But I still believe that grammar and vocabulary are important. Precision of thought requires precision of language. Communication beyond the basics is deepened by mutual agreement about the meaning of words.

Ima keep fighting the good fight.

Full House

Published September 17, 2015 by livinggraciously

My younger daughter has just moved in with us for a while. Her big sister is moving to Colorado next week. Her furniture and belongings are all being hauled away in a truck this afternoon, so she, her boyfriend, and their dog will be staying with us for the next week. There will be five of us, and one bathroom.

I can’t wait.

I feel so grateful that my daughters have both grown into women that I love to be around. They’re thoughtful, intelligent, and wickedly funny. We can talk about everything. They are both passionate about the world they live in, and insightful.

The years of raising kids were not always easy, but having adult children who are such a delight is such a blessing. I’m thrilled that my snowboard-passionate daughter is getting to fulfill her life-long dream and move to the Rockies, but boy am I going to miss her.

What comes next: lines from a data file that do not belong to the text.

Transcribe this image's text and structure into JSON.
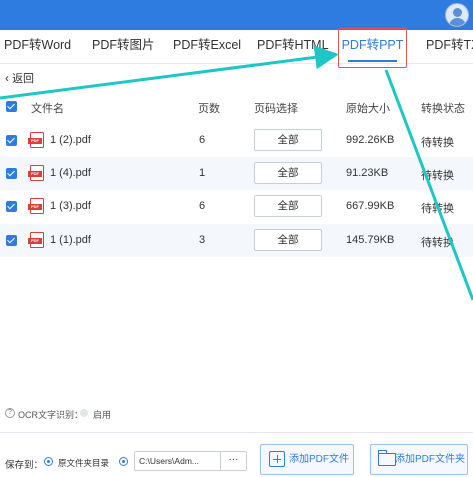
{
  "tabs": [
    {
      "label": "PDF转Word"
    },
    {
      "label": "PDF转图片"
    },
    {
      "label": "PDF转Excel"
    },
    {
      "label": "PDF转HTML"
    },
    {
      "label": "PDF转PPT",
      "active": true
    },
    {
      "label": "PDF转TXT"
    }
  ],
  "nav": {
    "back_label": "返回",
    "back_icon": "chevron-left-icon"
  },
  "table": {
    "headers": [
      "文件名",
      "页数",
      "页码选择",
      "原始大小",
      "转换状态"
    ],
    "rows": [
      {
        "name": "1 (2).pdf",
        "pages": "6",
        "page_select": "全部",
        "size": "992.26KB",
        "status": "待转换"
      },
      {
        "name": "1 (4).pdf",
        "pages": "1",
        "page_select": "全部",
        "size": "91.23KB",
        "status": "待转换"
      },
      {
        "name": "1 (3).pdf",
        "pages": "6",
        "page_select": "全部",
        "size": "667.99KB",
        "status": "待转换"
      },
      {
        "name": "1 (1).pdf",
        "pages": "3",
        "page_select": "全部",
        "size": "145.79KB",
        "status": "待转换"
      }
    ]
  },
  "ocr": {
    "label": "OCR文字识别：",
    "toggle_label": "启用",
    "help_icon": "question-icon"
  },
  "footer": {
    "save_to_label": "保存到：",
    "option_source": "原文件夹目录",
    "path_value": "C:\\Users\\Adm...",
    "path_browse": "···",
    "add_file_button": "添加PDF文件",
    "add_folder_button": "添加PDF文件夹"
  },
  "colors": {
    "accent": "#2f7ce0",
    "highlight": "#e2555d",
    "annotation_arrow": "#1fc6c6",
    "pdf_red": "#d9403a"
  }
}
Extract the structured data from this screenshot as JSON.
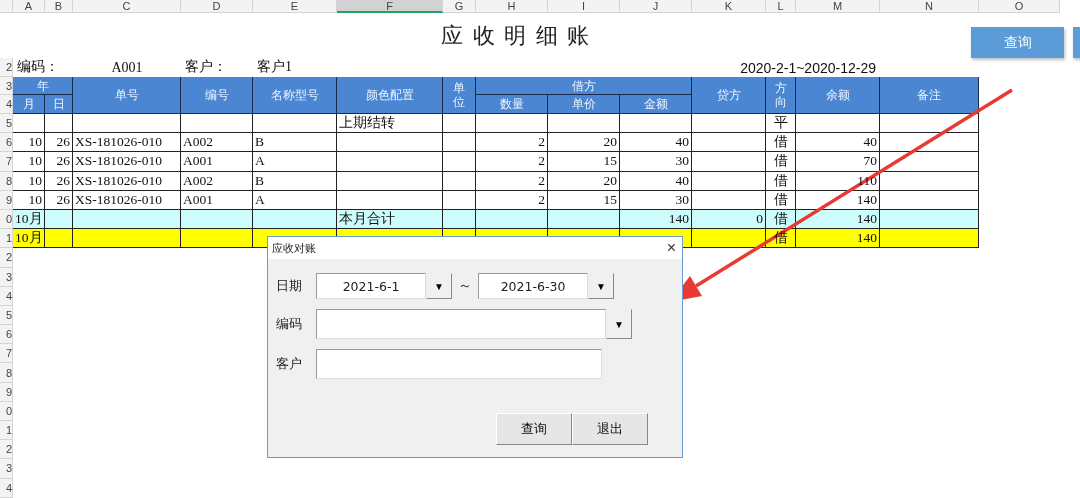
{
  "column_letters": [
    {
      "label": "A",
      "selected": false
    },
    {
      "label": "B",
      "selected": false
    },
    {
      "label": "C",
      "selected": false
    },
    {
      "label": "D",
      "selected": false
    },
    {
      "label": "E",
      "selected": false
    },
    {
      "label": "F",
      "selected": true
    },
    {
      "label": "G",
      "selected": false
    },
    {
      "label": "H",
      "selected": false
    },
    {
      "label": "I",
      "selected": false
    },
    {
      "label": "J",
      "selected": false
    },
    {
      "label": "K",
      "selected": false
    },
    {
      "label": "L",
      "selected": false
    },
    {
      "label": "M",
      "selected": false
    },
    {
      "label": "N",
      "selected": false
    },
    {
      "label": "O",
      "selected": false
    }
  ],
  "row_numbers": [
    "2",
    "3",
    "4",
    "5",
    "6",
    "7",
    "8",
    "9",
    "0",
    "1",
    "2",
    "3",
    "4",
    "5",
    "6",
    "7",
    "8",
    "9",
    "0",
    "1",
    "2",
    "3",
    "4"
  ],
  "title": "应 收 明 细 账",
  "info": {
    "code_label": "编码：",
    "code": "A001",
    "customer_label": "客户：",
    "customer": "客户1",
    "date_range": "2020-2-1~2020-12-29"
  },
  "header": {
    "year": "年",
    "month": "月",
    "day": "日",
    "doc_no": "单号",
    "code": "编号",
    "name": "名称型号",
    "color_config": "颜色配置",
    "unit": "单位",
    "debit": "借方",
    "qty": "数量",
    "price": "单价",
    "amount": "金额",
    "credit": "贷方",
    "direction": "方向",
    "balance": "余额",
    "note": "备注"
  },
  "rows": [
    {
      "kind": "normal",
      "color_config": "上期结转",
      "direction": "平"
    },
    {
      "kind": "normal",
      "month": "10",
      "day": "26",
      "doc_no": "XS-181026-010",
      "code": "A002",
      "name": "B",
      "qty": "2",
      "price": "20",
      "amount": "40",
      "direction": "借",
      "balance": "40"
    },
    {
      "kind": "normal",
      "month": "10",
      "day": "26",
      "doc_no": "XS-181026-010",
      "code": "A001",
      "name": "A",
      "qty": "2",
      "price": "15",
      "amount": "30",
      "direction": "借",
      "balance": "70"
    },
    {
      "kind": "normal",
      "month": "10",
      "day": "26",
      "doc_no": "XS-181026-010",
      "code": "A002",
      "name": "B",
      "qty": "2",
      "price": "20",
      "amount": "40",
      "direction": "借",
      "balance": "110"
    },
    {
      "kind": "normal",
      "month": "10",
      "day": "26",
      "doc_no": "XS-181026-010",
      "code": "A001",
      "name": "A",
      "qty": "2",
      "price": "15",
      "amount": "30",
      "direction": "借",
      "balance": "140"
    },
    {
      "kind": "subtotal",
      "month": "10月",
      "color_config": "本月合计",
      "amount": "140",
      "credit": "0",
      "direction": "借",
      "balance": "140"
    },
    {
      "kind": "cumulative",
      "month": "10月",
      "direction": "借",
      "balance": "140"
    }
  ],
  "sheet_buttons": [
    {
      "kind": "button",
      "label": "查询"
    },
    {
      "kind": "button"
    }
  ],
  "dialog": {
    "title": "应收对账",
    "close": "×",
    "date_label": "日期",
    "date_from": "2021-6-1",
    "date_to": "2021-6-30",
    "tilde": "～",
    "dropdown_glyph": "▼",
    "code_label": "编码",
    "customer_label": "客户",
    "buttons": [
      "查询",
      "退出"
    ]
  }
}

For the next few days I will be cooking for five. I’ll be making all the kids’ favorite meals and we’ll talk and laugh and probably argue over the stupidest damned things. Because we’re still family, and family means we rub each other the wrong way now any then, particularly in close quarters. Both girls have tempers, and like all sisters know just how to get each other’s skin. I have a bit of a temper, too, and they can trigger the “mom voice” in me. But we will have a great time together.

%d bloggers like this: